■ **Work instruction**:
Repeat all the data word for word.

■ **Input data**:

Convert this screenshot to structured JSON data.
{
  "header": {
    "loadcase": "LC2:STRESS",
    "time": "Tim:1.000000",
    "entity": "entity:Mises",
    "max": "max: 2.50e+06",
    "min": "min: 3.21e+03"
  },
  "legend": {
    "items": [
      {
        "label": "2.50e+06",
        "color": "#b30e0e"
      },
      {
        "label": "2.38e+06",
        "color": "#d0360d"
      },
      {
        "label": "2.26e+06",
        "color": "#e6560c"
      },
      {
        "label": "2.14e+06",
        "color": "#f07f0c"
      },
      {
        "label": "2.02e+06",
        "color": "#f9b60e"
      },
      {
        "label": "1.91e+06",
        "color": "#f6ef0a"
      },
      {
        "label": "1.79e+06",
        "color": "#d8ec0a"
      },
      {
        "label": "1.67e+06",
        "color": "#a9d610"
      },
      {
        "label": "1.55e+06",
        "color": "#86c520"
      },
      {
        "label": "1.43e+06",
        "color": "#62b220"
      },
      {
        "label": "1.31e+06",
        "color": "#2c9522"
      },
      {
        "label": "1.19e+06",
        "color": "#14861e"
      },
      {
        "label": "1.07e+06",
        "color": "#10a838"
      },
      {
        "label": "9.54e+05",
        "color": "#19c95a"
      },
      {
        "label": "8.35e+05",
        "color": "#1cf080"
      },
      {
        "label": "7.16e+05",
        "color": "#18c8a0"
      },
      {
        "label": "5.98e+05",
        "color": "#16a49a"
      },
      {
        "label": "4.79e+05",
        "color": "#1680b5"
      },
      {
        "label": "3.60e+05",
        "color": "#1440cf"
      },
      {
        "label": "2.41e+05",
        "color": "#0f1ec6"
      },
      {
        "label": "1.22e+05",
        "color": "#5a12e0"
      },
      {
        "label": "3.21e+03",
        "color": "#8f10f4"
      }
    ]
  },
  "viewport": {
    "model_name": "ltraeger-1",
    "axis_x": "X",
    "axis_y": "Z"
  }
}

■ **Answer section**:
Convert this screenshot to structured JSON data.
{
  "header": {
    "loadcase": "LC2:STRESS",
    "time": "Tim:1.000000",
    "entity": "entity:Mises",
    "max": "max: 2.50e+06",
    "min": "min: 3.21e+03"
  },
  "legend": {
    "items": [
      {
        "label": "2.50e+06",
        "color": "#b30e0e"
      },
      {
        "label": "2.38e+06",
        "color": "#d0360d"
      },
      {
        "label": "2.26e+06",
        "color": "#e6560c"
      },
      {
        "label": "2.14e+06",
        "color": "#f07f0c"
      },
      {
        "label": "2.02e+06",
        "color": "#f9b60e"
      },
      {
        "label": "1.91e+06",
        "color": "#f6ef0a"
      },
      {
        "label": "1.79e+06",
        "color": "#d8ec0a"
      },
      {
        "label": "1.67e+06",
        "color": "#a9d610"
      },
      {
        "label": "1.55e+06",
        "color": "#86c520"
      },
      {
        "label": "1.43e+06",
        "color": "#62b220"
      },
      {
        "label": "1.31e+06",
        "color": "#2c9522"
      },
      {
        "label": "1.19e+06",
        "color": "#14861e"
      },
      {
        "label": "1.07e+06",
        "color": "#10a838"
      },
      {
        "label": "9.54e+05",
        "color": "#19c95a"
      },
      {
        "label": "8.35e+05",
        "color": "#1cf080"
      },
      {
        "label": "7.16e+05",
        "color": "#18c8a0"
      },
      {
        "label": "5.98e+05",
        "color": "#16a49a"
      },
      {
        "label": "4.79e+05",
        "color": "#1680b5"
      },
      {
        "label": "3.60e+05",
        "color": "#1440cf"
      },
      {
        "label": "2.41e+05",
        "color": "#0f1ec6"
      },
      {
        "label": "1.22e+05",
        "color": "#5a12e0"
      },
      {
        "label": "3.21e+03",
        "color": "#8f10f4"
      }
    ]
  },
  "viewport": {
    "model_name": "ltraeger-1",
    "axis_x": "X",
    "axis_y": "Z"
  }
}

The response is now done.